Elsewhere, in the Central African Republic, to be more precise; genocide is encouraged and organized under the French ruling, using alienated Africans against other Africans on the grounds of ethnicity and religion. Disarming the Muslim minority to indirectly hand them to the Christian majority and watching them be slaughtered is a nice illustration of French impartiality and knowledge on how to bring peace in contentious regions. And here again, it is obvious that the more problematic the situation is, the more justified and necessary the French occupation will appear. No need to mention here that the French control of one of the richest regions of Africa is an excellent business for our declining economy: “What is only good for us is for sure not good for the others; but who really cares?”
The Ukrainian case
The African continent and the Middle East are not the only regions of the world suffering at the hand of the West and particularly France. The political crisis in Ukraine and Crimea is a Western coup with France in a flagship role. The same technique used previously in Syria is again used against Ukraine with the recognition of the opposition and protesters as the legitimate government. Our refusal to recognize the referendum and the return of Crimea to Russia is another illustration of our incoherence when it comes to the notion of democracy. But of course, weakening Russia implies integrating the whole of Ukraine as part of the EU and NATO; and forcibly what is bad for Russia can only
be good for us.
All the facts mentioned above leave me perplexed regarding the local elections taking place today. I find it difficult to cast my vote for a government, political party, or team that for the sake of our economy and power of domination over other countries legitimates our perpetrated massacres at the stake of millions of lives. Unlike the French common conception of what is good and bad, I conceive Common Good as the only solution and acceptable philosophy. In other words, what is good for us is good for us only and provided it is also good and in the interest of other peoples. A quick look at the leaflets of the candidates standing for the local elections gives me an idea of both the different political parties they represent and their main concerns. There is no doubt that the concept of Common Good is more than absent in the agenda of most wannabe mayors of the 19th district of Paris.
As I make my way towards the voting

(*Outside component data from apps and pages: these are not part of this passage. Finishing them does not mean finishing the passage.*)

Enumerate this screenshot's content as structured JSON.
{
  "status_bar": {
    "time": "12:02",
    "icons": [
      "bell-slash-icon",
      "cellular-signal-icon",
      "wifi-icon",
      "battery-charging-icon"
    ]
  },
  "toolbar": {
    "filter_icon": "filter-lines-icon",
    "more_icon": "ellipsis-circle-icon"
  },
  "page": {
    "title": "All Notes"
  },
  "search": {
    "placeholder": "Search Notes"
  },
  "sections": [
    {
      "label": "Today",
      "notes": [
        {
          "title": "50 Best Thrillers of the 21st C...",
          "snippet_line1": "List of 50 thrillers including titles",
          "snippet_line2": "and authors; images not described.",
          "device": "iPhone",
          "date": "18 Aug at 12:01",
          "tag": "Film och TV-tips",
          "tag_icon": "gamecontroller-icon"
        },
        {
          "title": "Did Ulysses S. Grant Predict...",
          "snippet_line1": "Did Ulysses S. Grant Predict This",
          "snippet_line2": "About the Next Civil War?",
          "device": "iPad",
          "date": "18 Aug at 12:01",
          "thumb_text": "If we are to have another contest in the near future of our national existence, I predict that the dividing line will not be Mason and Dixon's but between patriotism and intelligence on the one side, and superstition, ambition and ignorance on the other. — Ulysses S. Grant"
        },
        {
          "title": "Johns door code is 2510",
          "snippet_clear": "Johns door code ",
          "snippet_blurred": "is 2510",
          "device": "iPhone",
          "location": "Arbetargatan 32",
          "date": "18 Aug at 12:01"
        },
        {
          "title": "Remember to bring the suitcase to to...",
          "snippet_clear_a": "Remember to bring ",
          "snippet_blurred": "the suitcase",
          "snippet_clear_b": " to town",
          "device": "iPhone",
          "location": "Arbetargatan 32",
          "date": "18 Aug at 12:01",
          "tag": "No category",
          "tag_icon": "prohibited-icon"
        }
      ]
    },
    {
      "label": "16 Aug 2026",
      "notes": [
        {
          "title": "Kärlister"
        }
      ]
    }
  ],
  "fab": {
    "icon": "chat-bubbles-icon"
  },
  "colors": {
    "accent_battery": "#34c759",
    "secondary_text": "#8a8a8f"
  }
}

booth, it becomes clear that my vote will be the expression of a more global vision of politics and also the condemnation of all the political parties that back or support French’s interferences in other countries’ matters. I also invite the reader of these few lines to do the same.